Work item ▸ Using the material below, work out how many lines contain the word "title". Reply with the number and nothing more.

Top of Materials provided

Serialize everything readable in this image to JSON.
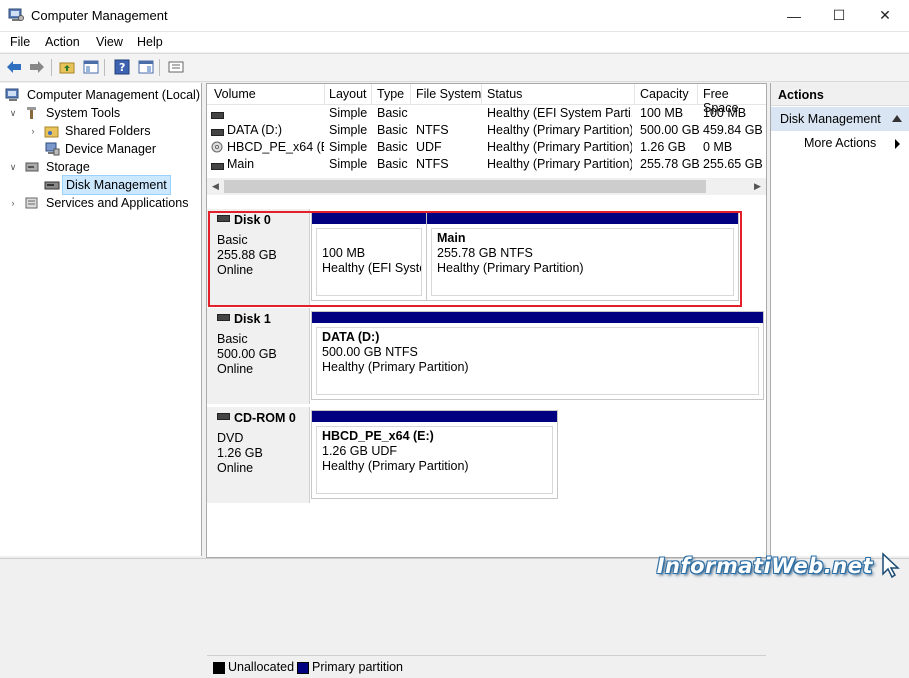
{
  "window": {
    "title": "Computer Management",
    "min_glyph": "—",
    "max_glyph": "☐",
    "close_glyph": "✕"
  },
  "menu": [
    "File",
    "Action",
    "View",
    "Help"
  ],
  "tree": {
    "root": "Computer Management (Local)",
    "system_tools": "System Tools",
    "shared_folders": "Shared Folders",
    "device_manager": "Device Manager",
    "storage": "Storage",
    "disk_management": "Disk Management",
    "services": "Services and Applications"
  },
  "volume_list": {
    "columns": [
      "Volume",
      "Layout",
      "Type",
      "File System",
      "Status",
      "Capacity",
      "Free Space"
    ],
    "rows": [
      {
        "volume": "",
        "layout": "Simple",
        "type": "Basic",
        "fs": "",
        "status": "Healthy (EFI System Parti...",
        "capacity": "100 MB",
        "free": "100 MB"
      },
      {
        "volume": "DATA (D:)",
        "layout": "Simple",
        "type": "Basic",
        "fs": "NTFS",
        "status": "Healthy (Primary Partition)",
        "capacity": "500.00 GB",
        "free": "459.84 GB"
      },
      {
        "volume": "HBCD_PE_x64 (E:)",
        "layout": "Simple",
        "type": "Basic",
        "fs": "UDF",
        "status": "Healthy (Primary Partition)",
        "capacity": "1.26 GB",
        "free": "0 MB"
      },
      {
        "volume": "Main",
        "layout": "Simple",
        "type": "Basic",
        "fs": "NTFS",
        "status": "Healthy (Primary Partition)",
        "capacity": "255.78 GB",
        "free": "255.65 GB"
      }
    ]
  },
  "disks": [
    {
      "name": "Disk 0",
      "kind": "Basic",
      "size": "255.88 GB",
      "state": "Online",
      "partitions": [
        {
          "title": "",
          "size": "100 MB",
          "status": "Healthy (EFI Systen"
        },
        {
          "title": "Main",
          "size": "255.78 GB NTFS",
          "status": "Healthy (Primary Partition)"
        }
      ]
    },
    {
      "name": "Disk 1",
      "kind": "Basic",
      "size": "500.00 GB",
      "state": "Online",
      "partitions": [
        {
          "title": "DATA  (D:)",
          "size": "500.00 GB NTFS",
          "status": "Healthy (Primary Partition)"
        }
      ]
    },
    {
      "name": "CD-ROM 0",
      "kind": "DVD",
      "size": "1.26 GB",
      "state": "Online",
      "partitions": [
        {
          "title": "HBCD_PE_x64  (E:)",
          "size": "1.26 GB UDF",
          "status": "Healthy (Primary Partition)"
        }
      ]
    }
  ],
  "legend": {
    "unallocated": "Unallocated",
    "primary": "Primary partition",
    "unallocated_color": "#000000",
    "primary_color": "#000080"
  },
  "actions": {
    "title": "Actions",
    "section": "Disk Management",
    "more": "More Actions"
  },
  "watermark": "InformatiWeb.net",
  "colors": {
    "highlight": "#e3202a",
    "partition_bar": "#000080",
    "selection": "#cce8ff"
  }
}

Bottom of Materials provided
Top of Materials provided

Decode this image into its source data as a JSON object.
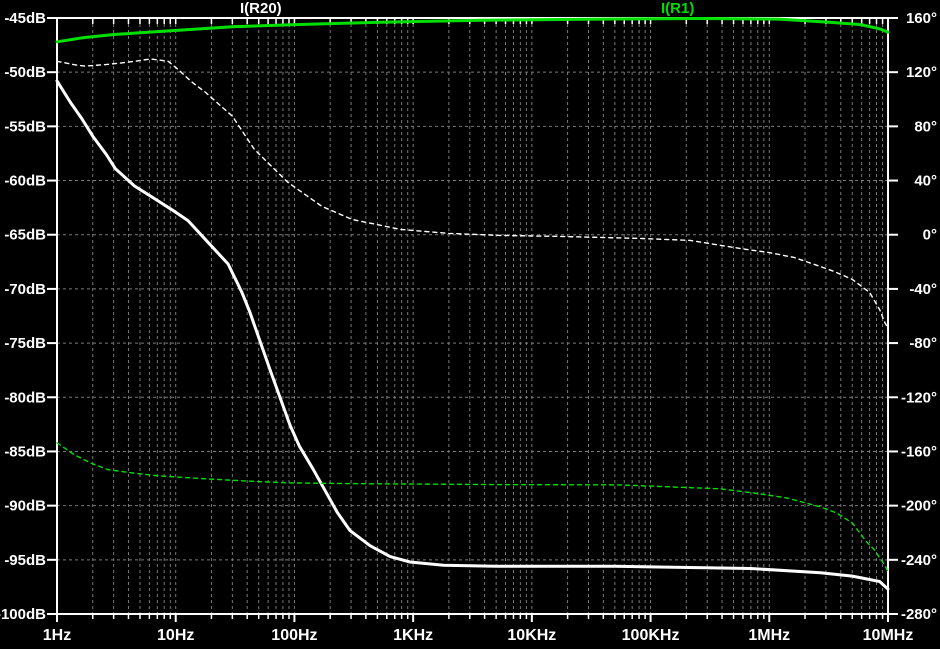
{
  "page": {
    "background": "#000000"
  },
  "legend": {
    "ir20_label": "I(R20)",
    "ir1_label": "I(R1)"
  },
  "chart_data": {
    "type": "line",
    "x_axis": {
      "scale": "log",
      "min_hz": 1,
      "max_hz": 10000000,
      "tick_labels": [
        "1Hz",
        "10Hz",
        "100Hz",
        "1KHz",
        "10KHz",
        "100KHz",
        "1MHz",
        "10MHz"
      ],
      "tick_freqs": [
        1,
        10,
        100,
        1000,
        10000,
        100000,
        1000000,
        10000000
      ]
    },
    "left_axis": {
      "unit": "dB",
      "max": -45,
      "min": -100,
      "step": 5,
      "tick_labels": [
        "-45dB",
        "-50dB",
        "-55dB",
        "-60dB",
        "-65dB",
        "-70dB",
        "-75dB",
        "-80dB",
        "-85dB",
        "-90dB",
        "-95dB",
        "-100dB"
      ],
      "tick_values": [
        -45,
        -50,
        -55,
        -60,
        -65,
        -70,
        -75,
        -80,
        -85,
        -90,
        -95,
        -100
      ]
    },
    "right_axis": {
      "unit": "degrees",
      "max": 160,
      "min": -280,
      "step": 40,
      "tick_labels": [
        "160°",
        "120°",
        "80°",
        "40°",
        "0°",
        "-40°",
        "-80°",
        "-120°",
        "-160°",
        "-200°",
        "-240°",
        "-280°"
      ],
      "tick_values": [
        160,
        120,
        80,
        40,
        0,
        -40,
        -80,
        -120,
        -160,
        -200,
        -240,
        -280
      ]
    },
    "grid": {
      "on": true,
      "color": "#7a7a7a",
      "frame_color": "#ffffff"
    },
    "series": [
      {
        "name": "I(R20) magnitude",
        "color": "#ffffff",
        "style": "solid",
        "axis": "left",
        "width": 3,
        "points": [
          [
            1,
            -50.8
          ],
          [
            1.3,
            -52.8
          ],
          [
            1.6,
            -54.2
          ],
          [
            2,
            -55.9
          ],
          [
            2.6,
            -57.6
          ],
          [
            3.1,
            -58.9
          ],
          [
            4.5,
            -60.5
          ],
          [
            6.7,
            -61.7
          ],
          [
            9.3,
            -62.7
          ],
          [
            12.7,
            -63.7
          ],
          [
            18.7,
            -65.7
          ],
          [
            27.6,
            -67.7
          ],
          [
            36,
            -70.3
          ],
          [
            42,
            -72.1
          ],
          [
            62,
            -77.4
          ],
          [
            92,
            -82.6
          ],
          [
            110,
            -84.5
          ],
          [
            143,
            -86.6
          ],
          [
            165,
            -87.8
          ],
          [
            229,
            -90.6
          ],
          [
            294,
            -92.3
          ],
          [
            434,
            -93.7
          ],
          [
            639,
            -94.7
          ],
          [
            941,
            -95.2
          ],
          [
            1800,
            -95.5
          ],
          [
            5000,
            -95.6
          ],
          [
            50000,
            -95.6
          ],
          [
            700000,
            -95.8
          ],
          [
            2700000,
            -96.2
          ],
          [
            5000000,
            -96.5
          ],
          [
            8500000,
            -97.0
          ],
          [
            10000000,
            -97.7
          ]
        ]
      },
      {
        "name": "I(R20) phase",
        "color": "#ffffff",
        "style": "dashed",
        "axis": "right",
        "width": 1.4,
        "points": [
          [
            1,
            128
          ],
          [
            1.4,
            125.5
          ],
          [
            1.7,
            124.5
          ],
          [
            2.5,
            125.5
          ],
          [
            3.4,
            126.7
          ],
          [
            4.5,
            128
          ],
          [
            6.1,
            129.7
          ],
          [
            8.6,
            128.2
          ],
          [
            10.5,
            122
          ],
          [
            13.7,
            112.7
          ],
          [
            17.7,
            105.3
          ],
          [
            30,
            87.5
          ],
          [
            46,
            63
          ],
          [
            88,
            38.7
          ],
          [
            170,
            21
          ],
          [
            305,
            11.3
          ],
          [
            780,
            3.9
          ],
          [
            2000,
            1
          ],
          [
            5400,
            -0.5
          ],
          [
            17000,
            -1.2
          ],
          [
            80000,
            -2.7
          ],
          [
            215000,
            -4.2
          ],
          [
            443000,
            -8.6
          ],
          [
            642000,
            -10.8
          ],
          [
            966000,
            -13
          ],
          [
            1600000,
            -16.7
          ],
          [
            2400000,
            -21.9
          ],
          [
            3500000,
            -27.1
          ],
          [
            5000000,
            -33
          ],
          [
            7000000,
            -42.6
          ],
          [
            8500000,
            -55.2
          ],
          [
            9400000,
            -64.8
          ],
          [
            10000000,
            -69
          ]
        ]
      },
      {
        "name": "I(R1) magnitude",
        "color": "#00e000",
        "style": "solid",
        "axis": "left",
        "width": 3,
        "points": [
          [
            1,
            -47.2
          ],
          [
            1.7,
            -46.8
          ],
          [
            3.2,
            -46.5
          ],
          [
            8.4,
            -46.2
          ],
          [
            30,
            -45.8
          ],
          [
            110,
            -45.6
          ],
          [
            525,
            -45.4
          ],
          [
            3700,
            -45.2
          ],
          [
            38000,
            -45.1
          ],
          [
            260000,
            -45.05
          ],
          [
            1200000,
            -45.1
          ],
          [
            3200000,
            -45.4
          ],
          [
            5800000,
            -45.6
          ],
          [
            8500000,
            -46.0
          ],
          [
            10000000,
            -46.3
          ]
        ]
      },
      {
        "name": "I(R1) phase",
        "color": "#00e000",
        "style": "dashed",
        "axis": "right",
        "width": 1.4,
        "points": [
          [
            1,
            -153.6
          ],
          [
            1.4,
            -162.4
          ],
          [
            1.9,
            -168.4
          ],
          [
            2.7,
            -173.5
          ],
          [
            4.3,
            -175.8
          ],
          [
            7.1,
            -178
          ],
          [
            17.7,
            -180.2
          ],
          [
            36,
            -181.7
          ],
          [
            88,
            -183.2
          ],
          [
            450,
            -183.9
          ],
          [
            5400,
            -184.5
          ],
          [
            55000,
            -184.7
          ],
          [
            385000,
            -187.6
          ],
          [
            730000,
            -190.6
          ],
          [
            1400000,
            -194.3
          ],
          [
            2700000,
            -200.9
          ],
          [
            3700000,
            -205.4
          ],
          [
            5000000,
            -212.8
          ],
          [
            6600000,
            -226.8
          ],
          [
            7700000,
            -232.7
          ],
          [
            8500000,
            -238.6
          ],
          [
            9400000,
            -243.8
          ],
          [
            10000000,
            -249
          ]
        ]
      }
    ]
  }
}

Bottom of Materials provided

Answer box ▸ 6